The Committee presented its report and recommended that, for the duration of the War and one year afterwards, the Commonwealth government should be the sole authority to impose taxes on income and that the States should be duly compensated. In May 1942, legislation was introduced in the Federal Parliament to give effect to this recommendation and a uniform income tax scheme came into operation on 1 July 1942.
At a Premiers' Conference in January 1946, the States were informed that the Commonwealth proposed to continue uniform taxation indefinitely. A formula approach was adopted to the distribution of tax reimbursement grants which continued to be provided on condition that the States made no attempt to re-enter the income taxing field. This left the States with little alternative other than to devise new forms of taxation. 

Of course, the central collection of income tax is not a feature of US taxation practice.  Neither is the inevitable double handling of responsibility across all Australian state domestic policy (managerialism at its worst) - seen most vividly in the recent debates around health and education (and which I saw close up). 

The centralisation of income tax practice raises a couple of interesting policy issues.  

That the centralised income tax system is superior to the US system is adopted as an article of faith in this country.  In fact, the US experience suggests that separate taxation assessment is probably far more effective.  

However, imagine for a moment, a different Australia.  What if the Commonwealth only collected income tax for federal purposes (eg, defence, international relations and federal regulatory schemes).  What if the States directly collected income taxes for their own state responsibilities (eg, schools, roads and health). In that Australia, would we need a Commonwealth Department of Health and a Commonwealth Health Minister?

Here, I am disinterested in whether better or worse outcomes would be achieved.  Whatever may have been the case back in the post war era, the emergent technologies give significant new capacity to participate in making local choices with immediately recognisable taxation consequences.  

Instead, I ask the question in order to estimate the costs of the managerialist infrastructure necessitated by the present central taxation arrangements.  My rough estimates suggest that it 'wastes' up to 40% of Commonwealth Australian Public Service spend, and up to 15% of state Public Service spend.  Further, the question allows me to examine the effect of the erosion of direct price signals and how that negatively counteracts the capacity for local communities or regions to mobilise their own resources in the way they see best.  Finally, it allows me to ask what type of governance structure best minimises the risk and cost quietly embedded within our present conflicted governance structures.


I am not proposing a rewrite of the constitution, it is just fine.   

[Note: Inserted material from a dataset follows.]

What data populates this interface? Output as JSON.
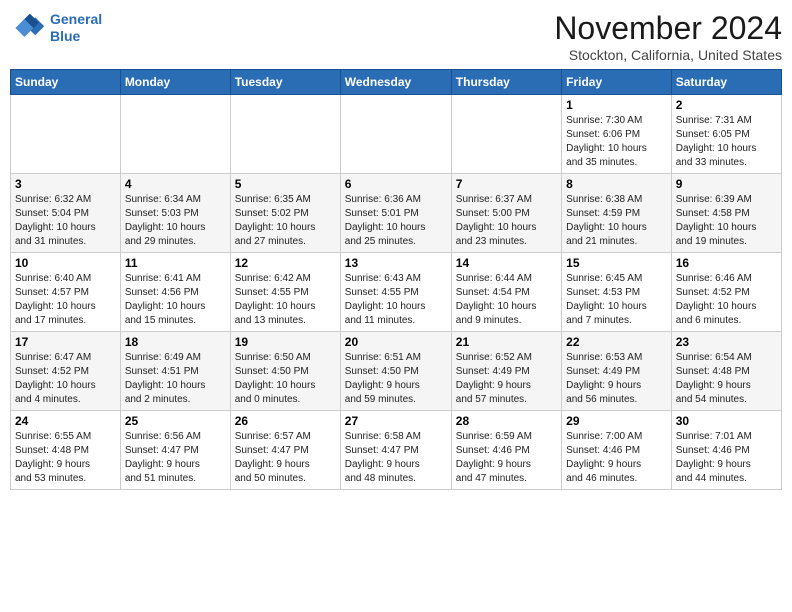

However, the replacement of the Industry Commission and a big chunk of the Commonwealth APS by a functional Interstate Commission might be an interesting first step and is tantalisingly within grasp of policy shaping (look at the undeveloped nature of the entry at: http://en.wikipedia.org/wiki/Inter-State_Commission). 


Peter Quinton
Palerang
February 2014
Post a Comment